Discussion in '日本語 (Japanese)' started by guyper, Feb 2, 2008.
'Do shimasu ka'
What's the difference between 'Do shimasu ka' and 'Nani o shimasu ka'?
Translating, both of them become "what will you do?".
But dou is more a question along the lines of how, in what way, rather than what.
nani wo... is exactly what.
It's hard to grasp at first since both things are asked "what" in English.
- shuumatsu nani wo shimasu ka < what will you do this weekend?
- kanojo ga uwaki shitara, dou shimasu ka < what would you do if your girlfriend were cheating on you?
Elaborating on SpiceMan's comments, I find dō implying a response to a situation. You know that your girlfriend is cheating. This situation, as it is assumed, requires you to react. You may be at liberty as to how you are going to react (including a self-imposed restraint) but that you are likely to react is very probable.
On the other hand, nani-o sounds more like selecting a choice from several possible alternatives.
I'm sorry to interrupt you, but ...
We don't usually say Nani wo shimasuka in our daily speech.
We say Nani suru? (What are we going to do?) or
Nani wo suru no? (What are you going to do?).
Houkago Nani suru? (... after shcool?)
Daigaku detara Nani wo suru no? (... after graduating from college?)
Nani wo is usually used among your friends or families. It is rude to
say Nani wo in formal situation. Do you know we say Nani wo! in
quarrel when someone offends you?
Sorry, I'm really really new to Japanese but... How do you get from that question [nani wo shimasu ka?] that you're asking what someone WILL do instead of "what are you doing?" ?
There are only two tenses in Japanese, past and non-past. No future tense exists, not even a paraphrastic one like in English (will do, going to do). Suru (do) is used for both present and future. Only the context will tell which is intended. Similar situations exist in English:
It's a dead end. What do we do? -- the speaker is really asking about what we do next, or what we are going to do.

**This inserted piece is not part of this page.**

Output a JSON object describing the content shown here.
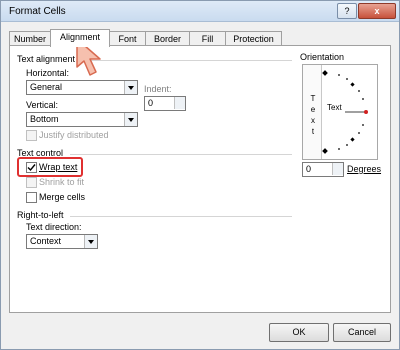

Your girlfriend is cheating on you. What do you do? -- this question is expressed in Japanese using "nani wo shimasu ka". (There are nuances and style concerns but for a beginner it's good enough I guess.)
In English, simple present seldom refers to ongoing actions. That role is fulfilled by present progressive:
What are you doing?
The Japanese equivalent is:
Nani wo shiteimasu ka?
Yes. And this can slightly convey "What do you want to do?", too.
Separate names with a comma.